• **Try it**
What you produce should be every line from the data that includes "this".

• **Available data**
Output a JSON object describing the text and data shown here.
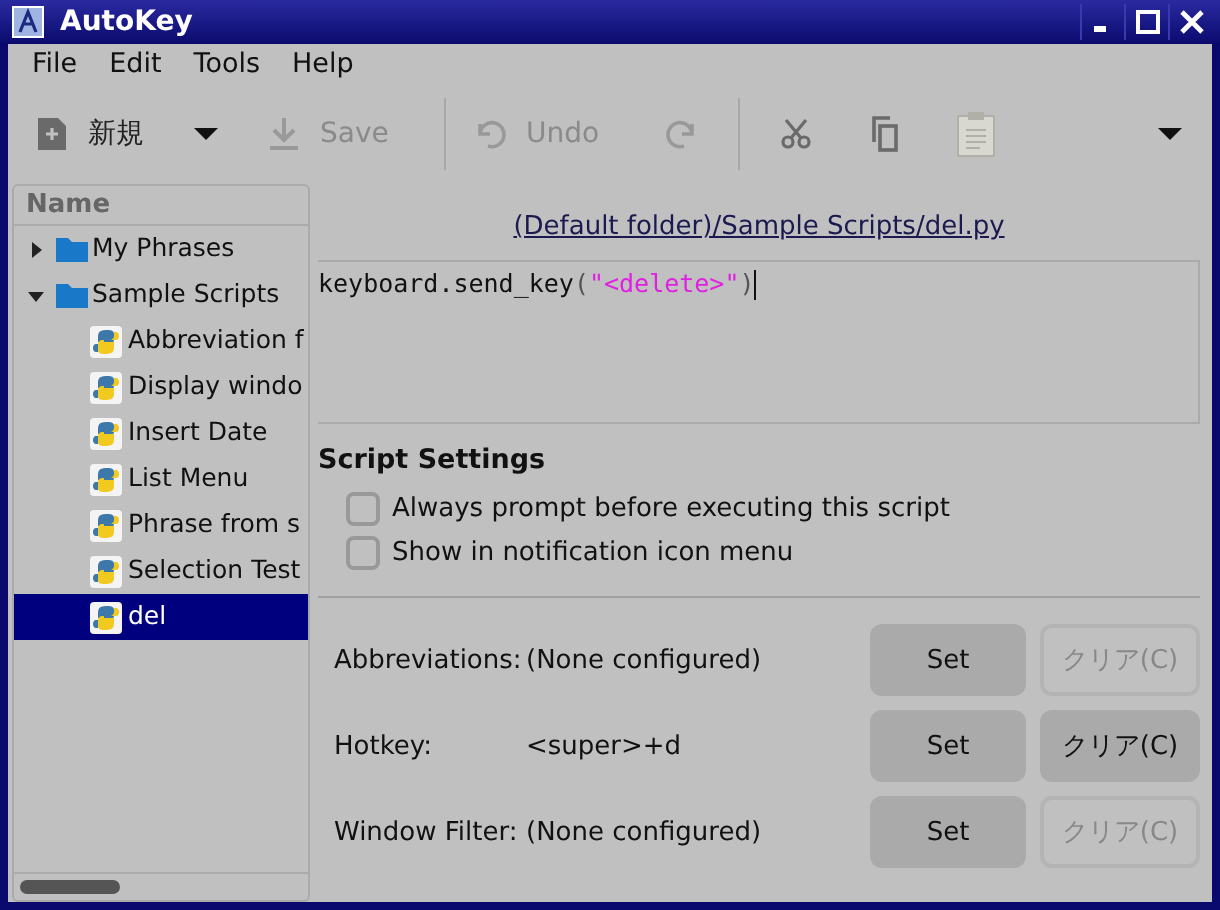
{
  "window": {
    "title": "AutoKey"
  },
  "menu": [
    "File",
    "Edit",
    "Tools",
    "Help"
  ],
  "toolbar": [
    {
      "kind": "new",
      "label": "新規",
      "disabled": false
    },
    {
      "kind": "dropdown",
      "disabled": false
    },
    {
      "kind": "save",
      "label": "Save",
      "disabled": true
    },
    {
      "kind": "separator"
    },
    {
      "kind": "undo",
      "label": "Undo",
      "disabled": true
    },
    {
      "kind": "redo",
      "disabled": true
    },
    {
      "kind": "separator"
    },
    {
      "kind": "cut",
      "disabled": false
    },
    {
      "kind": "copy",
      "disabled": false
    },
    {
      "kind": "paste",
      "disabled": true
    },
    {
      "kind": "overflow",
      "disabled": false
    }
  ],
  "tree": {
    "header": "Name",
    "items": [
      {
        "kind": "folder",
        "label": "My Phrases",
        "expanded": false,
        "selected": false
      },
      {
        "kind": "folder",
        "label": "Sample Scripts",
        "expanded": true,
        "selected": false,
        "children": [
          {
            "kind": "script",
            "label": "Abbreviation f",
            "selected": false
          },
          {
            "kind": "script",
            "label": "Display windo",
            "selected": false
          },
          {
            "kind": "script",
            "label": "Insert Date",
            "selected": false
          },
          {
            "kind": "script",
            "label": "List Menu",
            "selected": false
          },
          {
            "kind": "script",
            "label": "Phrase from s",
            "selected": false
          },
          {
            "kind": "script",
            "label": "Selection Test",
            "selected": false
          },
          {
            "kind": "script",
            "label": "del",
            "selected": true
          }
        ]
      }
    ]
  },
  "path_link": "(Default folder)/Sample Scripts/del.py",
  "code": [
    {
      "kind": "plain",
      "text": "keyboard.send_key"
    },
    {
      "kind": "paren",
      "text": "("
    },
    {
      "kind": "string",
      "text": "\"<delete>\""
    },
    {
      "kind": "paren",
      "text": ")"
    }
  ],
  "script_settings": {
    "title": "Script Settings",
    "options": [
      {
        "label": "Always prompt before executing this script",
        "checked": false
      },
      {
        "label": "Show in notification icon menu",
        "checked": false
      }
    ]
  },
  "bindings": [
    {
      "label": "Abbreviations:",
      "value": "(None configured)",
      "set": "Set",
      "clear": "クリア(C)",
      "clear_disabled": true
    },
    {
      "label": "Hotkey:",
      "value": "<super>+d",
      "set": "Set",
      "clear": "クリア(C)",
      "clear_disabled": false
    },
    {
      "label": "Window Filter:",
      "value": "(None configured)",
      "set": "Set",
      "clear": "クリア(C)",
      "clear_disabled": true
    }
  ]
}
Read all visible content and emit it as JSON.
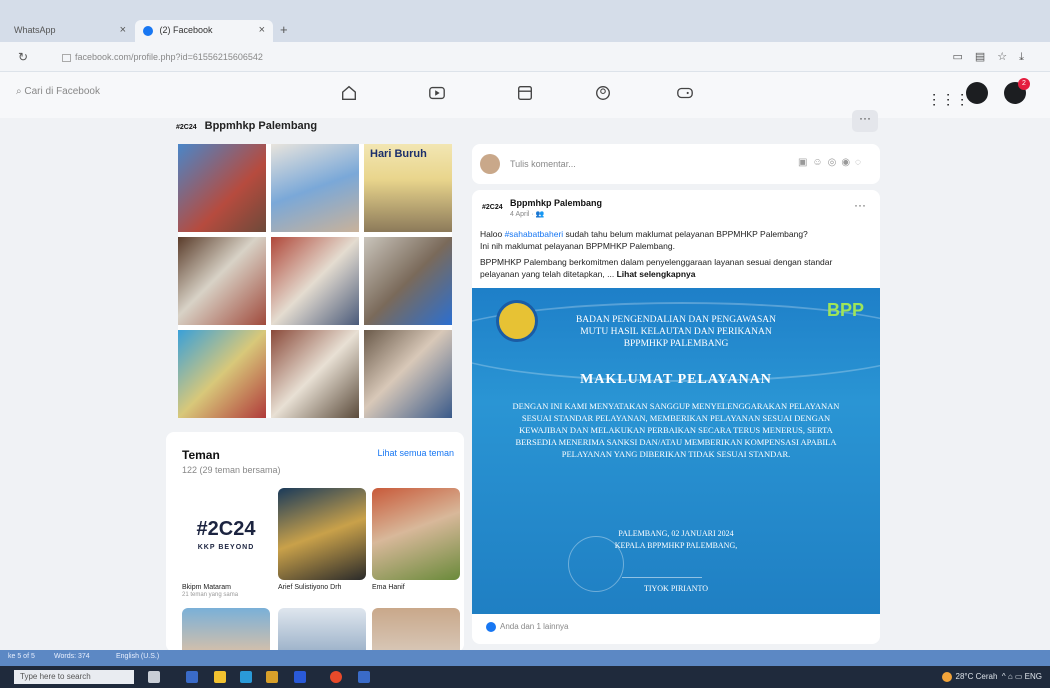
{
  "browser": {
    "tabs": [
      {
        "label": "WhatsApp"
      },
      {
        "label": "(2) Facebook"
      }
    ],
    "new_tab": "+",
    "url": "facebook.com/profile.php?id=61556215606542"
  },
  "fb": {
    "search_placeholder": "Cari di Facebook",
    "notification_count": "2"
  },
  "page": {
    "name": "Bppmhkp Palembang",
    "logo_text": "#2C24",
    "more": "···"
  },
  "photos": {
    "caption": "Hari Buruh"
  },
  "friends": {
    "title": "Teman",
    "see_all": "Lihat semua teman",
    "count": "122 (29 teman bersama)",
    "items": [
      {
        "name": "Bkipm Mataram",
        "sub": "21 teman yang sama",
        "graphic_line1": "#2C24",
        "graphic_line2": "KKP BEYOND"
      },
      {
        "name": "Arief Sulistiyono Drh",
        "sub": ""
      },
      {
        "name": "Ema Hanif",
        "sub": ""
      }
    ]
  },
  "comment": {
    "placeholder": "Tulis komentar..."
  },
  "post": {
    "author": "Bppmhkp Palembang",
    "date": "4 April",
    "line1_pre": "Haloo ",
    "line1_tag": "#sahabatbaheri",
    "line1_post": " sudah tahu belum maklumat pelayanan BPPMHKP Palembang?",
    "line2": "Ini nih maklumat pelayanan BPPMHKP Palembang.",
    "line3": "BPPMHKP Palembang berkomitmen dalam penyelenggaraan layanan sesuai dengan standar",
    "line4_pre": "pelayanan yang telah ditetapkan, ... ",
    "line4_more": "Lihat selengkapnya",
    "reactions": "Anda dan 1 lainnya"
  },
  "banner": {
    "org_line1": "BADAN PENGENDALIAN DAN PENGAWASAN",
    "org_line2": "MUTU HASIL KELAUTAN DAN PERIKANAN",
    "org_line3": "BPPMHKP PALEMBANG",
    "bpp_logo": "BPP",
    "title": "MAKLUMAT PELAYANAN",
    "body": "Dengan ini kami menyatakan sanggup menyelenggarakan pelayanan sesuai standar pelayanan, memberikan pelayanan sesuai dengan kewajiban dan melakukan perbaikan secara terus menerus, serta bersedia menerima sanksi dan/atau memberikan kompensasi apabila pelayanan yang diberikan tidak sesuai standar.",
    "place_date": "PALEMBANG, 02 JANUARI 2024",
    "position": "KEPALA BPPMHKP PALEMBANG,",
    "signer": "TIYOK PIRIANTO"
  },
  "taskbar": {
    "status_left": "ke 5 of 5",
    "status_words": "Words: 374",
    "status_lang": "English (U.S.)",
    "search_placeholder": "Type here to search",
    "weather": "28°C Cerah",
    "lang": "ENG"
  },
  "colors": {
    "fb_blue": "#1877f2",
    "banner_blue": "#2a95d4",
    "badge_red": "#e41e3f",
    "taskbar": "#1f2a3c"
  }
}
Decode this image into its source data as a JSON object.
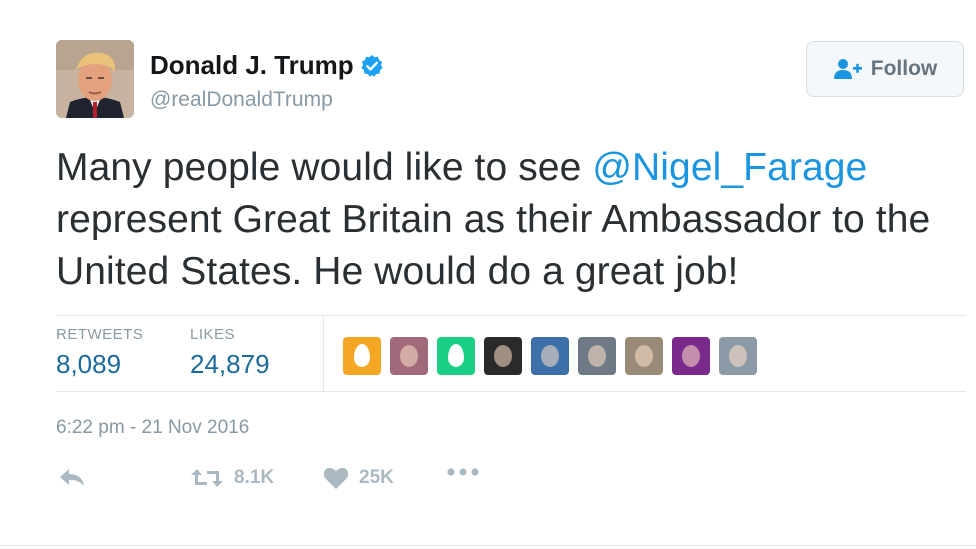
{
  "author": {
    "display_name": "Donald J. Trump",
    "screen_name": "@realDonaldTrump",
    "verified": true,
    "avatar": "profile-photo"
  },
  "follow_button": {
    "label": "Follow",
    "icon": "follow-person-plus-icon"
  },
  "tweet": {
    "text_before": "Many people would like to see ",
    "mention": "@Nigel_Farage",
    "text_after": " represent Great Britain as their Ambassador to the United States. He would do a great job!"
  },
  "stats": {
    "retweets_label": "RETWEETS",
    "retweets_value": "8,089",
    "likes_label": "LIKES",
    "likes_value": "24,879"
  },
  "likers": [
    {
      "kind": "default-egg",
      "color": "#f5a623"
    },
    {
      "kind": "photo",
      "color": "#a06a7a"
    },
    {
      "kind": "default-egg",
      "color": "#19cf86"
    },
    {
      "kind": "photo",
      "color": "#2a2a2a"
    },
    {
      "kind": "photo",
      "color": "#3d6fa8"
    },
    {
      "kind": "photo",
      "color": "#6f7a86"
    },
    {
      "kind": "photo",
      "color": "#9a8a78"
    },
    {
      "kind": "photo",
      "color": "#7a2a8c"
    },
    {
      "kind": "photo",
      "color": "#8c9aa8"
    }
  ],
  "timestamp": "6:22 pm - 21 Nov 2016",
  "actions": {
    "reply_icon": "reply-icon",
    "retweet_icon": "retweet-icon",
    "retweet_count": "8.1K",
    "like_icon": "heart-icon",
    "like_count": "25K",
    "more_icon": "more-icon"
  },
  "colors": {
    "link": "#1b95e0",
    "verified": "#1da1f2",
    "muted": "#8899a6",
    "stat_value": "#1b6a9c"
  }
}
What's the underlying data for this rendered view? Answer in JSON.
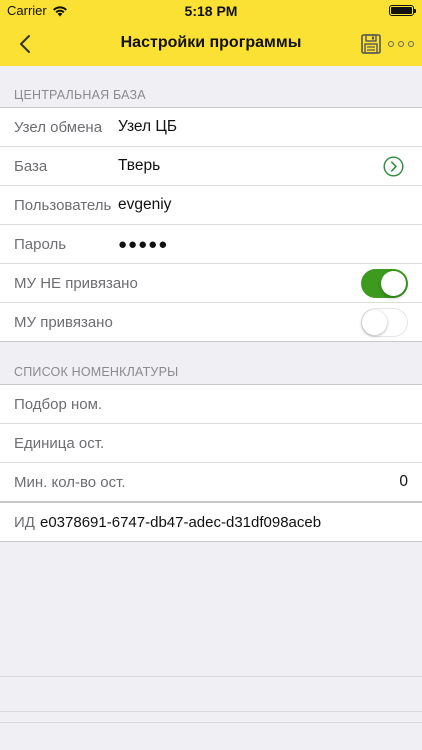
{
  "status_bar": {
    "carrier": "Carrier",
    "time": "5:18 PM"
  },
  "nav": {
    "title": "Настройки программы",
    "back_icon": "chevron-left-icon",
    "save_icon": "floppy-disk-icon",
    "more_icon": "more-dots-icon"
  },
  "central_base": {
    "header": "ЦЕНТРАЛЬНАЯ БАЗА",
    "rows": [
      {
        "label": "Узел обмена",
        "value": "Узел ЦБ"
      },
      {
        "label": "База",
        "value": "Тверь"
      },
      {
        "label": "Пользователь",
        "value": "evgeniy"
      },
      {
        "label": "Пароль",
        "value": "●●●●●"
      },
      {
        "label": "МУ НЕ привязано",
        "toggle": true
      },
      {
        "label": "МУ привязано",
        "toggle": false
      }
    ]
  },
  "nomenclature": {
    "header": "СПИСОК НОМЕНКЛАТУРЫ",
    "rows": [
      {
        "label": "Подбор ном.",
        "value": ""
      },
      {
        "label": "Единица ост.",
        "value": ""
      },
      {
        "label": "Мин. кол-во ост.",
        "value": "0"
      }
    ]
  },
  "id_row": {
    "label": "ИД",
    "value": "e0378691-6747-db47-adec-d31df098aceb"
  },
  "colors": {
    "accent_yellow": "#fbe134",
    "toggle_on": "#3c9b1f",
    "chevron_green": "#2e8b3a"
  }
}
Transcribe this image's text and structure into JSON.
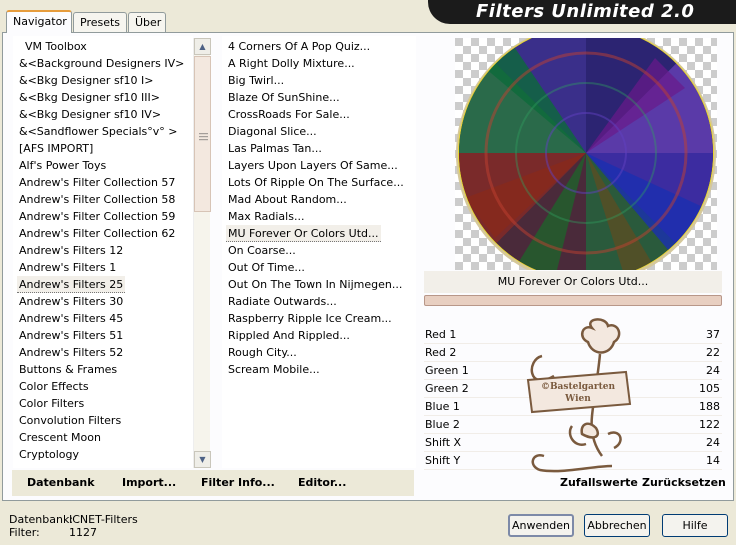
{
  "tabs": [
    {
      "label": "Navigator"
    },
    {
      "label": "Presets"
    },
    {
      "label": "Über"
    }
  ],
  "app_title": "Filters Unlimited 2.0",
  "categories": [
    "VM Toolbox",
    "&<Background Designers IV>",
    "&<Bkg Designer sf10 I>",
    "&<Bkg Designer sf10 III>",
    "&<Bkg Designer sf10 IV>",
    "&<Sandflower Specials°v° >",
    "[AFS IMPORT]",
    "Alf's Power Toys",
    "Andrew's Filter Collection 57",
    "Andrew's Filter Collection 58",
    "Andrew's Filter Collection 59",
    "Andrew's Filter Collection 62",
    "Andrew's Filters 12",
    "Andrew's Filters 1",
    "Andrew's Filters 25",
    "Andrew's Filters 30",
    "Andrew's Filters 45",
    "Andrew's Filters 51",
    "Andrew's Filters 52",
    "Buttons & Frames",
    "Color Effects",
    "Color Filters",
    "Convolution Filters",
    "Crescent Moon",
    "Cryptology"
  ],
  "filters": [
    "4 Corners Of A Pop Quiz...",
    "A Right Dolly Mixture...",
    "Big Twirl...",
    "Blaze Of SunShine...",
    "CrossRoads For Sale...",
    "Diagonal Slice...",
    "Las Palmas Tan...",
    "Layers Upon Layers Of Same...",
    "Lots Of Ripple On The Surface...",
    "Mad About Random...",
    "Max Radials...",
    "MU Forever Or Colors Utd...",
    "On Coarse...",
    "Out Of Time...",
    "Out On The Town In Nijmegen...",
    "Radiate Outwards...",
    "Raspberry Ripple Ice Cream...",
    "Rippled And Rippled...",
    "Rough City...",
    "Scream Mobile..."
  ],
  "selected_filter_name": "MU Forever Or Colors Utd...",
  "params": [
    {
      "label": "Red 1",
      "value": "37"
    },
    {
      "label": "Red 2",
      "value": "22"
    },
    {
      "label": "Green 1",
      "value": "24"
    },
    {
      "label": "Green 2",
      "value": "105"
    },
    {
      "label": "Blue 1",
      "value": "188"
    },
    {
      "label": "Blue 2",
      "value": "122"
    },
    {
      "label": "Shift X",
      "value": "24"
    },
    {
      "label": "Shift Y",
      "value": "14"
    }
  ],
  "bottom_bar": {
    "datenbank": "Datenbank",
    "import": "Import...",
    "filter_info": "Filter Info...",
    "editor": "Editor...",
    "zufallswerte": "Zufallswerte",
    "zuruecksetzen": "Zurücksetzen"
  },
  "status": {
    "datenbank_label": "Datenbank:",
    "datenbank_value": "ICNET-Filters",
    "filter_label": "Filter:",
    "filter_value": "1127"
  },
  "buttons": {
    "apply": "Anwenden",
    "cancel": "Abbrechen",
    "help": "Hilfe"
  },
  "watermark": "©Bastelgarten Wien",
  "colors": {
    "accent": "#e69c3c",
    "banner": "#1b1b1b"
  }
}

• **Exercise response**
        "label": "Always prompt before executing this script",
Decode this image into its source data as a JSON object.
What's the underlying data for this rendered view? Answer in JSON.
Transcribe this image's text and structure into JSON.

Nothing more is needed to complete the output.